silky strands that bind us must
never pull apart lest terra incognita
smother me in strangeness all alone

but forces are cleaving us
even as the sun dries my tears
and I let go

and fall into strangeness and rebirth.

Thursday, July 01, 2010

Louisiana renews request for mental health funding from BP |

Louisiana renews request for mental health funding from BP |
[Louisiana DHHS Director] Levine's letter explained his concerns over an "emerging behavioral health crisis" -- Louisiana Spirit counselors embedded in the impacted communities have already begun to report increased anxiety, depression, and alcohol consumption in their patients, an observation that community-based organizations have corroborated.

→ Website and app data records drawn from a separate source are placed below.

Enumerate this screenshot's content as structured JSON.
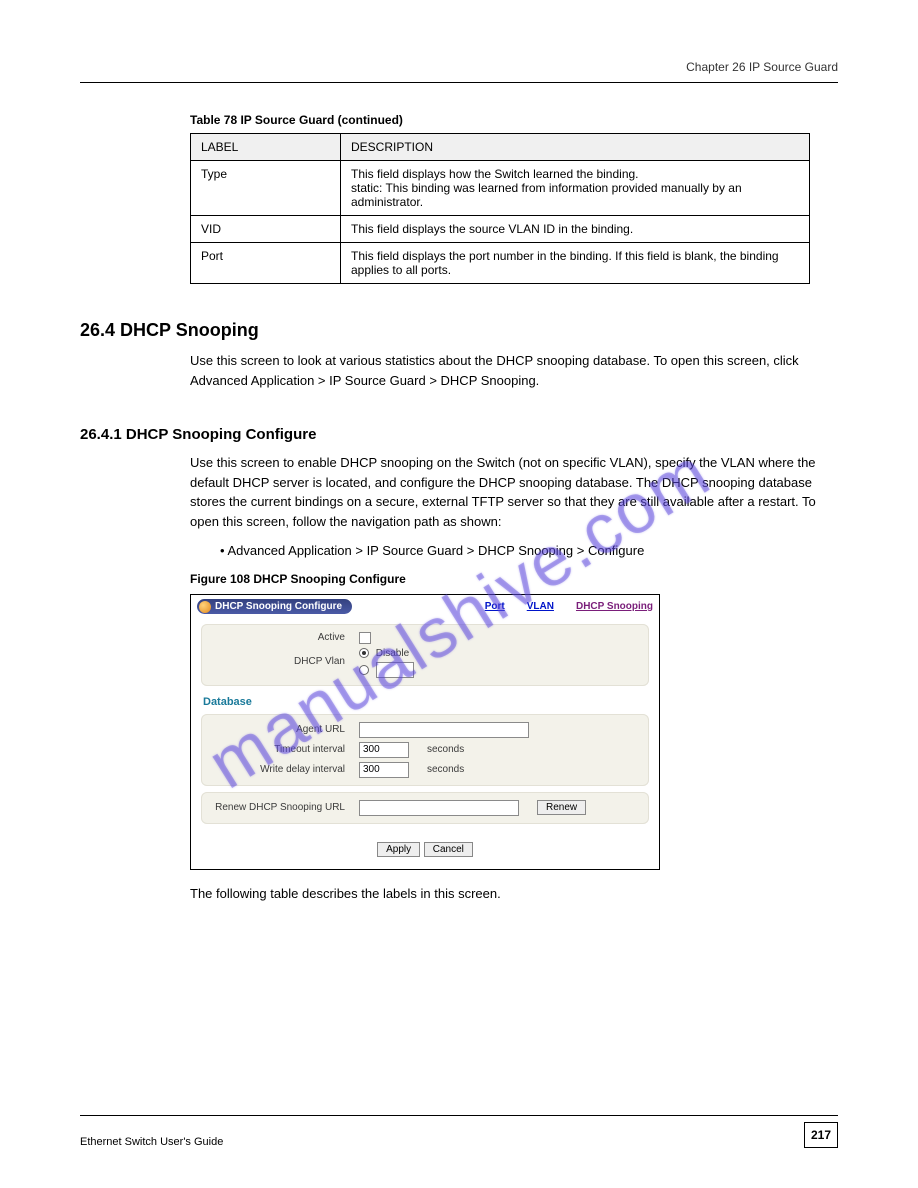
{
  "chapter": "Chapter 26 IP Source Guard",
  "table": {
    "caption": "Table 78   IP Source Guard (continued)",
    "headers": [
      "LABEL",
      "DESCRIPTION"
    ],
    "rows": [
      {
        "label": "Type",
        "desc": "This field displays how the Switch learned the binding.\nstatic: This binding was learned from information provided manually by an administrator."
      },
      {
        "label": "VID",
        "desc": "This field displays the source VLAN ID in the binding."
      },
      {
        "label": "Port",
        "desc": "This field displays the port number in the binding. If this field is blank, the binding applies to all ports."
      }
    ]
  },
  "section": {
    "num": "26.4  DHCP Snooping",
    "intro": "Use this screen to look at various statistics about the DHCP snooping database. To open this screen, click Advanced Application > IP Source Guard > DHCP Snooping."
  },
  "subsection": {
    "num": "26.4.1  DHCP Snooping Configure",
    "intro": "Use this screen to enable DHCP snooping on the Switch (not on specific VLAN), specify the VLAN where the default DHCP server is located, and configure the DHCP snooping database. The DHCP snooping database stores the current bindings on a secure, external TFTP server so that they are still available after a restart. To open this screen, follow the navigation path as shown:",
    "steps_label": "• Advanced Application > IP Source Guard > DHCP Snooping > Configure"
  },
  "figure": {
    "caption": "Figure 108   DHCP Snooping Configure",
    "title_bar": "DHCP Snooping Configure",
    "links": {
      "port": "Port",
      "vlan": "VLAN",
      "dhcp": "DHCP Snooping"
    },
    "rows": {
      "active_label": "Active",
      "dhcp_vlan_label": "DHCP Vlan",
      "disable_label": "Disable",
      "db_heading": "Database",
      "agent_url_label": "Agent URL",
      "timeout_label": "Timeout interval",
      "timeout_value": "300",
      "write_delay_label": "Write delay interval",
      "write_delay_value": "300",
      "seconds": "seconds",
      "renew_label": "Renew DHCP Snooping URL",
      "renew_btn": "Renew",
      "apply_btn": "Apply",
      "cancel_btn": "Cancel"
    }
  },
  "post_text": "The following table describes the labels in this screen.",
  "footer": {
    "guide": "Ethernet Switch User's Guide",
    "page": "217"
  },
  "watermark": "manualshive.com"
}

The reminds me of what happened after the Exxon-Valdez disaster. The EVOS Spill Fund was set up as a Trust and the Trustees consisted of scientists, academics and agency bureaucrats. A shadow team of industry lawyers vetted each request, initially denying them until the Trustees themselves got "whipped into shape" and became an effective filter for projects. They did not allow "indirect impact" funding, for example, and preferred projects with strict metrics. So the EVOS Trust became a fund for very narrow biological studies that really benefited the industry--the kinds of studies that the industry would be required to do in connection with "Findings of Facts" related to its impact on biological species. Meanwhile, the human and community toll on Natives and Fishers mounted. All of those issues were regarded as "indirect" or "secondary" impacts from the spill. As a result: the Eyak language program that had begun prior to the spill, was swept away by all the attention in the villages with the immediate consequences of so-called "clean-up" and fisheries recovery. The last Eyak speaker died in 2006.